■ Problem description
From the entries below, extract every line that includes the word "page".

[[ Supplied material, beginning ]]

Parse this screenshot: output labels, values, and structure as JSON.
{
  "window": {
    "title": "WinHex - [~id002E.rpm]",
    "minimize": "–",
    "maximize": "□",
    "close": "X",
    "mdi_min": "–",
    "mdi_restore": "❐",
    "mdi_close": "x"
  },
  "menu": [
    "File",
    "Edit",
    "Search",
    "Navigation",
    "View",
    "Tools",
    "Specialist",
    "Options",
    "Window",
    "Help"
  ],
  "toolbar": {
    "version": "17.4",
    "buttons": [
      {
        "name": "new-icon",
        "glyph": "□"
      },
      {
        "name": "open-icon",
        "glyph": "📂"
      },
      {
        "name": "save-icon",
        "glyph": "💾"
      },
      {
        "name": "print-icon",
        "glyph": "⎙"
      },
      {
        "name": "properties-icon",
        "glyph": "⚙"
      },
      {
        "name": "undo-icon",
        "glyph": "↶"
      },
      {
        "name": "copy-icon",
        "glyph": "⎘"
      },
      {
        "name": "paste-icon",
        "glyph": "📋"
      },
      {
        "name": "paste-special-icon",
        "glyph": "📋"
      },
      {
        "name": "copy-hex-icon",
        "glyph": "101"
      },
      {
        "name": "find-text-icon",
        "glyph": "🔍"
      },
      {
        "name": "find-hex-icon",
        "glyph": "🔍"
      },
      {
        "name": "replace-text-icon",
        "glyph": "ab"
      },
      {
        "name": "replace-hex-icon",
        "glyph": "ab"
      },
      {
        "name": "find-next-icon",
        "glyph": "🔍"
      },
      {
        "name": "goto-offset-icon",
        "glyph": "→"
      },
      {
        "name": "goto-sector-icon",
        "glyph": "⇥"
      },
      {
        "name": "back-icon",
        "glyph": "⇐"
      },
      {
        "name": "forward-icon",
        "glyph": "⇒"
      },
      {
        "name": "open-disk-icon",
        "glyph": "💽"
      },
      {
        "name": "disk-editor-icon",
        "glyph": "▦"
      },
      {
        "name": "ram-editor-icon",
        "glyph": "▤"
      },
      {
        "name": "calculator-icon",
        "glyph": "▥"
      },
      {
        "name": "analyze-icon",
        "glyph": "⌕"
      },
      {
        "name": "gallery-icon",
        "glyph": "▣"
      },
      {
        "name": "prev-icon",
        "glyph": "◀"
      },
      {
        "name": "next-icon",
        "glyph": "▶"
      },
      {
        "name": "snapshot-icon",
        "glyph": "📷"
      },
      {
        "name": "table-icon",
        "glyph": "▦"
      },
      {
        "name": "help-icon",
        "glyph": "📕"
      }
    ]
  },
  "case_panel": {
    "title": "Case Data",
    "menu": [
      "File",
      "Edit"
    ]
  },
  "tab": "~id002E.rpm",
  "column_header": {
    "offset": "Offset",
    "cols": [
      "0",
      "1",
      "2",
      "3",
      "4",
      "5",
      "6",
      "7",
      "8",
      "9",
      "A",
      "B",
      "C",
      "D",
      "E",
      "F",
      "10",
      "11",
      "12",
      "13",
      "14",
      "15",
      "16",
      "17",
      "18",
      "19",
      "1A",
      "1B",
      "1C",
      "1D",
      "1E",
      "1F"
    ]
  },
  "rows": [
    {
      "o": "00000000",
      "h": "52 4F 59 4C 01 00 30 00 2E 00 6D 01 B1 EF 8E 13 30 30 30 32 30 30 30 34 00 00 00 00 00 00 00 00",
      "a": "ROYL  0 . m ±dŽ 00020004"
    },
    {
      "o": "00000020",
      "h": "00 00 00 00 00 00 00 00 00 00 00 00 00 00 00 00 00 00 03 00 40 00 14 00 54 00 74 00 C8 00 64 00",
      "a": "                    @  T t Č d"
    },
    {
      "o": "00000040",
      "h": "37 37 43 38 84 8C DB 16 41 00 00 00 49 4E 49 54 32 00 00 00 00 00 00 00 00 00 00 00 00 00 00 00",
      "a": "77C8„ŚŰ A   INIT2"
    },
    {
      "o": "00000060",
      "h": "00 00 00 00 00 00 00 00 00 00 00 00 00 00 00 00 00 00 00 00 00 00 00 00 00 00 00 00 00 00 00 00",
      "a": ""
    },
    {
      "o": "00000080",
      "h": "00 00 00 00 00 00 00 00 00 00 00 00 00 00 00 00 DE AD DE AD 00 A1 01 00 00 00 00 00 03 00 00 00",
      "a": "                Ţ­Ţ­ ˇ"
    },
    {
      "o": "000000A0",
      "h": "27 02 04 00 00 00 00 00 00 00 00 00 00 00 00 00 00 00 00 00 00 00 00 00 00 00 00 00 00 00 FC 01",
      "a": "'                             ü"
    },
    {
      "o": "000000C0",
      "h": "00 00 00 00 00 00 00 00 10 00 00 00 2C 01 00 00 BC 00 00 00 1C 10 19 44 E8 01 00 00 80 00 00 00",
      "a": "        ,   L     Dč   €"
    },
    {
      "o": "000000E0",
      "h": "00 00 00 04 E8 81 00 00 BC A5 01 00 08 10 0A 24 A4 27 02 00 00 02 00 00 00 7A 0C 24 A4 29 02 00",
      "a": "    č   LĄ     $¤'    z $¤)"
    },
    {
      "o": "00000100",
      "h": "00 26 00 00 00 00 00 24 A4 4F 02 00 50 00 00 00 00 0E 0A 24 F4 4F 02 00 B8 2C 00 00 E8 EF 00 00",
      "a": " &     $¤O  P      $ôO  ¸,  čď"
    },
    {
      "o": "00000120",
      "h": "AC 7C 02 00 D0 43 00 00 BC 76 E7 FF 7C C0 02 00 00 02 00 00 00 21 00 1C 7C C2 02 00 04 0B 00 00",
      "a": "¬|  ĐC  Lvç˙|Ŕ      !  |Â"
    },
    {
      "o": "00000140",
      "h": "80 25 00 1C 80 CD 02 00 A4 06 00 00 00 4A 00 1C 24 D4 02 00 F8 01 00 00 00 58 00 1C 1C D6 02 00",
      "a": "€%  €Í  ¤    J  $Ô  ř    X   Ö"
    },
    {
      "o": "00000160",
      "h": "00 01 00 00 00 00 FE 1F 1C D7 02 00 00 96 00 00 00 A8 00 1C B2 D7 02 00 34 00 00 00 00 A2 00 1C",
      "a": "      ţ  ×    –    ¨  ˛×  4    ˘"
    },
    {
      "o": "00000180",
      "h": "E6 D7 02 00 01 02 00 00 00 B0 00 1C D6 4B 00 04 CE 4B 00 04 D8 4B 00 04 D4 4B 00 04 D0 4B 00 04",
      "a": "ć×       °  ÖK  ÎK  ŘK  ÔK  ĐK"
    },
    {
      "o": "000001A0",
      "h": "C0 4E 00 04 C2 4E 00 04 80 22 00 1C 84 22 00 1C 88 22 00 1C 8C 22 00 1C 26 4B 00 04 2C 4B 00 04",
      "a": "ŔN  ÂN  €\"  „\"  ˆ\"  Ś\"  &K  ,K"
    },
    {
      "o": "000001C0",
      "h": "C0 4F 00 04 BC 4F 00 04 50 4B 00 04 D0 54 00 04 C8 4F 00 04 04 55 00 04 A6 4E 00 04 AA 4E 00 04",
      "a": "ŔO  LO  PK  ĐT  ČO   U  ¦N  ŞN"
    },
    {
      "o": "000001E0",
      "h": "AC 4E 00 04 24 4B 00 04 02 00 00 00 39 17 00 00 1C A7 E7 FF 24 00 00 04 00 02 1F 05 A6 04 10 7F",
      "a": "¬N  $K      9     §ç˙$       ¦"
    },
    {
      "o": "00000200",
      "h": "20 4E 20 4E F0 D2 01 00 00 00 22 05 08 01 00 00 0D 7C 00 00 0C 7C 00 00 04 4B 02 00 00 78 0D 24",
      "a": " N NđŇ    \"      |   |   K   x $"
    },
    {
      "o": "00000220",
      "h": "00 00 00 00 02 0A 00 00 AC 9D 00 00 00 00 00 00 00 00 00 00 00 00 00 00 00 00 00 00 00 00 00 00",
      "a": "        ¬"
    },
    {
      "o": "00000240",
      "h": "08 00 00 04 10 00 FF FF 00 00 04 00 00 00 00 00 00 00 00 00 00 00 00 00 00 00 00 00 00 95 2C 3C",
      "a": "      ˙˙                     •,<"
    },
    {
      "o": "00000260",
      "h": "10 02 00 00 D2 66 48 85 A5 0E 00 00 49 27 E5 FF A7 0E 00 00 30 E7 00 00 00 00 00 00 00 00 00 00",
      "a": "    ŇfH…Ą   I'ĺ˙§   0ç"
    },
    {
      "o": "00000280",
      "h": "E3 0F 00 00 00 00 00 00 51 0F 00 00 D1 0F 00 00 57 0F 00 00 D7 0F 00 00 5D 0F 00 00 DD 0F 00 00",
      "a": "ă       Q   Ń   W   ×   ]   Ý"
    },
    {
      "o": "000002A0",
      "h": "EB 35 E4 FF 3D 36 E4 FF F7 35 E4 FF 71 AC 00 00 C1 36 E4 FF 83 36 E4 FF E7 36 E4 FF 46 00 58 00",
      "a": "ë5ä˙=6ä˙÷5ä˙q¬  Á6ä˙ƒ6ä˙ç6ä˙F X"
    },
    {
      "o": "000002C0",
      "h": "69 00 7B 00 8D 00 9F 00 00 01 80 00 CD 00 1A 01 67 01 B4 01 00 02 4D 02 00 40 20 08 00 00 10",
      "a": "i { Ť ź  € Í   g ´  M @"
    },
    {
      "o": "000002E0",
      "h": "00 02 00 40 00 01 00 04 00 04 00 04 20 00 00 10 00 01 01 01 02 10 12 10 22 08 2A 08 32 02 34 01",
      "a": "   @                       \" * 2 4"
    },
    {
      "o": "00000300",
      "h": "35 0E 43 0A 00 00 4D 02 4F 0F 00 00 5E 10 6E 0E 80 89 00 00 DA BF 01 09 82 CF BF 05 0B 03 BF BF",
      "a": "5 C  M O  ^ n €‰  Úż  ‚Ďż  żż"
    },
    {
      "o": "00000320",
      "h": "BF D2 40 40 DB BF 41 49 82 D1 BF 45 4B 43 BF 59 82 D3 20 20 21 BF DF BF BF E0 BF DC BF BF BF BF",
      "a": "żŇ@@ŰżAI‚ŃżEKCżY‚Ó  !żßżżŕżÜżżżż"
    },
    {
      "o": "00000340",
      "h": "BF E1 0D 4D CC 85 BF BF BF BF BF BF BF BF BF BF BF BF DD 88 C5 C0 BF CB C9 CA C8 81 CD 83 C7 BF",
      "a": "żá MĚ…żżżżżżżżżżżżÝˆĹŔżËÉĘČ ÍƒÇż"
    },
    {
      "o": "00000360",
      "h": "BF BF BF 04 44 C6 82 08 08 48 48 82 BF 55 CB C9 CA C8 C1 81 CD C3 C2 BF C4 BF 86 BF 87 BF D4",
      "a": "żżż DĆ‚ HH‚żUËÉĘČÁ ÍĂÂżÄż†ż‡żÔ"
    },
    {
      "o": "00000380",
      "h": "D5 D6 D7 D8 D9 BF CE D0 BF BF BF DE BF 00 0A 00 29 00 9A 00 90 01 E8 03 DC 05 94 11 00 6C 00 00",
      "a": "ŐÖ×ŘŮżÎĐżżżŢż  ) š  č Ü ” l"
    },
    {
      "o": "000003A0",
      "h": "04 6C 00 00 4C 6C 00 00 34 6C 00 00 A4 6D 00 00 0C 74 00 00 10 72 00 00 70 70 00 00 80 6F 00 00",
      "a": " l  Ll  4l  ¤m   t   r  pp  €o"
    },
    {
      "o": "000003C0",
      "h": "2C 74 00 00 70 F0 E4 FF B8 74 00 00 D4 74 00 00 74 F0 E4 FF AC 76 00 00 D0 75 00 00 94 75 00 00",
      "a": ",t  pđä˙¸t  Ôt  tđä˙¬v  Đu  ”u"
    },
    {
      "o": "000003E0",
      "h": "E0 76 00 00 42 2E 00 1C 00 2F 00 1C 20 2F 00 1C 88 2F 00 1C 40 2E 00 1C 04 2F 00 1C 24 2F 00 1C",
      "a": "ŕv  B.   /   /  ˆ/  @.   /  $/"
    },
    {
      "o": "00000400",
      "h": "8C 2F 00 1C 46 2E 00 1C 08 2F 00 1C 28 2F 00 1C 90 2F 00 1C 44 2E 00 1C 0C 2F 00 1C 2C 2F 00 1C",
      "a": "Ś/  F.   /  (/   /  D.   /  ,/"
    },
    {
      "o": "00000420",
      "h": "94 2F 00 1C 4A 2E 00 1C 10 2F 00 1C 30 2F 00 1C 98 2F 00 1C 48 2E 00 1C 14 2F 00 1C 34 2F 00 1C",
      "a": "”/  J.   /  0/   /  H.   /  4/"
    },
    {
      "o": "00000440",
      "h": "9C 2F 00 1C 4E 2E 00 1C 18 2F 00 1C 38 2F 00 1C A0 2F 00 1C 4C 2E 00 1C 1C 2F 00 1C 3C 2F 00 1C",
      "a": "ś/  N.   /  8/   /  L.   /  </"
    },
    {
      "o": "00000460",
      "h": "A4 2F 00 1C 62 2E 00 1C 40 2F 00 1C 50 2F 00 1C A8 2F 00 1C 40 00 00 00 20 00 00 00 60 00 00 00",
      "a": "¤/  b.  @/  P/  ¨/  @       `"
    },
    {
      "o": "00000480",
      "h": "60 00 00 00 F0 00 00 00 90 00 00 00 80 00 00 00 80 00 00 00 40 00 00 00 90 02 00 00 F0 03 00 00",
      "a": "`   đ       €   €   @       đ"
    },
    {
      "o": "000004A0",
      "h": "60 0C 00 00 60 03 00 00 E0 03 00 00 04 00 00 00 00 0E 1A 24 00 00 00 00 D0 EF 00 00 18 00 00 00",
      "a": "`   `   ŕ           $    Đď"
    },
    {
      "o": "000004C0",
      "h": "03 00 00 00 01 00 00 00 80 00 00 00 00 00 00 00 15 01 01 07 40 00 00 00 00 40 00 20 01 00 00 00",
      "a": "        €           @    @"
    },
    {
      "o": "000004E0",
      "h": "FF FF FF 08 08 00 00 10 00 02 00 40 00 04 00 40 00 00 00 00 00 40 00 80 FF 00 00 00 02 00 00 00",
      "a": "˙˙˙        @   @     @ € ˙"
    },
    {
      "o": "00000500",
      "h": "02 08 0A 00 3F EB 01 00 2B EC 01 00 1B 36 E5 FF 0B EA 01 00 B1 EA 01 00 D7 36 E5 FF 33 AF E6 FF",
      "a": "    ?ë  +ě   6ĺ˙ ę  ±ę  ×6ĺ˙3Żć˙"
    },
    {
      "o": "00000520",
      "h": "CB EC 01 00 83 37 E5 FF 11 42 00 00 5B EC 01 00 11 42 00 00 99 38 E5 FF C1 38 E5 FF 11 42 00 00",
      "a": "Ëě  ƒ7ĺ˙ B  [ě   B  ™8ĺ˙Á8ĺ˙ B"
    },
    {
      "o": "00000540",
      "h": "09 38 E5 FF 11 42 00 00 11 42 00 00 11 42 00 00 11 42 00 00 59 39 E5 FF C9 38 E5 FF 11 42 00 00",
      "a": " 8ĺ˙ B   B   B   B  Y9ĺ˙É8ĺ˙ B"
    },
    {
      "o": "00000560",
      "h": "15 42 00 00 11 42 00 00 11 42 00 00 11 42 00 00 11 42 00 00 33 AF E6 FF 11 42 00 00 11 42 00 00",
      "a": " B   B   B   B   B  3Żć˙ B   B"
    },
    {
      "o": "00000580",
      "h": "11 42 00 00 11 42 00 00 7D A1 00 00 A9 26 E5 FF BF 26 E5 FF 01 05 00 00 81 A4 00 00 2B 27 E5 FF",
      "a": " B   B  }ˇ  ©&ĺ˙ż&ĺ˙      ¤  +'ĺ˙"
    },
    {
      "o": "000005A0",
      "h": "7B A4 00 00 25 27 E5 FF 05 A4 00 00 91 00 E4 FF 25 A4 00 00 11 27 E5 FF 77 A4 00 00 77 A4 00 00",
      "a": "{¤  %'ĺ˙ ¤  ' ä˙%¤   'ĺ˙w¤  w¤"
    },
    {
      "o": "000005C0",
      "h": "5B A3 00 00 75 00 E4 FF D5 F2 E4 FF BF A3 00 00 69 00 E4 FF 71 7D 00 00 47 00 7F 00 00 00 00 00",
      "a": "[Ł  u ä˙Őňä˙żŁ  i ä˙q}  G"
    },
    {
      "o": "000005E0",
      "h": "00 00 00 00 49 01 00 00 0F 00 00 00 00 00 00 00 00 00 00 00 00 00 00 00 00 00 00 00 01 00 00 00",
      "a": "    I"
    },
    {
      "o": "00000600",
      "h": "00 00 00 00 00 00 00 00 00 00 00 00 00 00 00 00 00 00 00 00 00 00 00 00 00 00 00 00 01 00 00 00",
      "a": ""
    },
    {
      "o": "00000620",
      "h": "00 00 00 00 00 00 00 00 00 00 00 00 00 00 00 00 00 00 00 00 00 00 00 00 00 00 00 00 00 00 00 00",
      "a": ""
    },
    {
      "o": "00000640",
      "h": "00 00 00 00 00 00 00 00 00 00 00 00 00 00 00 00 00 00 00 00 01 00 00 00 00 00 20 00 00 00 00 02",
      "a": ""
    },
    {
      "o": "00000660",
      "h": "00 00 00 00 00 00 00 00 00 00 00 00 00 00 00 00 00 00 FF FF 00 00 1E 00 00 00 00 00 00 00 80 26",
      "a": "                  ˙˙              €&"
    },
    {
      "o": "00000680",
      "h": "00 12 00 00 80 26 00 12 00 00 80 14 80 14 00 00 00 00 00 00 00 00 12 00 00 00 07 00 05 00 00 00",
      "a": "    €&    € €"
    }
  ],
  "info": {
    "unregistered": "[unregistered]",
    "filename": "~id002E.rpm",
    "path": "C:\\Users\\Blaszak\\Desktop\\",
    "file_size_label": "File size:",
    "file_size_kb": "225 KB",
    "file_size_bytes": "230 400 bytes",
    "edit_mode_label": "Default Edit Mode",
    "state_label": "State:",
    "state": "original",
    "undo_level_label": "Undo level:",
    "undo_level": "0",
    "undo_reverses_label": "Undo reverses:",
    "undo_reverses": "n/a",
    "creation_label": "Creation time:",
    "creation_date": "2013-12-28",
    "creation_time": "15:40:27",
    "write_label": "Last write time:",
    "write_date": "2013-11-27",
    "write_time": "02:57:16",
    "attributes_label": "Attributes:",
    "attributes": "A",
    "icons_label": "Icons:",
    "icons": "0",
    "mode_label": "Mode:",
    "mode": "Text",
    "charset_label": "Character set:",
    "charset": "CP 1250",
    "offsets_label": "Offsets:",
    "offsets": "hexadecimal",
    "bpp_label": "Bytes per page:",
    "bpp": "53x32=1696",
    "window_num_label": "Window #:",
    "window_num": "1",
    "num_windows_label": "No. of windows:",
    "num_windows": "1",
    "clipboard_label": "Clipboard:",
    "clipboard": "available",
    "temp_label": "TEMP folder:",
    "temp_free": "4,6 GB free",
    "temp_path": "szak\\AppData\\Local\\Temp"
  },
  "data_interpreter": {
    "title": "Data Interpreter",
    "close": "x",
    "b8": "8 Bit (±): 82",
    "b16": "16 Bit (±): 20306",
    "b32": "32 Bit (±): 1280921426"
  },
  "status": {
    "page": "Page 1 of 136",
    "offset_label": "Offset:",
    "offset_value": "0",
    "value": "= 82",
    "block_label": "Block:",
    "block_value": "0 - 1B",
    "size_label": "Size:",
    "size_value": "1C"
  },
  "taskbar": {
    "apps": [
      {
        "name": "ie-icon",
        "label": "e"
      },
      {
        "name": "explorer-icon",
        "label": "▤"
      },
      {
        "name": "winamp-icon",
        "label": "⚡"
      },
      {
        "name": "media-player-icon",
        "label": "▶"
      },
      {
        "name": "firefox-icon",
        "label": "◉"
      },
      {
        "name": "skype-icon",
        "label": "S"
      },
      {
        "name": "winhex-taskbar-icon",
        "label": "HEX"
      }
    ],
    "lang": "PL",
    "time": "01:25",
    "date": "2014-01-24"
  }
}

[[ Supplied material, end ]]

■ Exercise response
    "bpp_label": "Bytes per page:",
    "page": "Page 1 of 136",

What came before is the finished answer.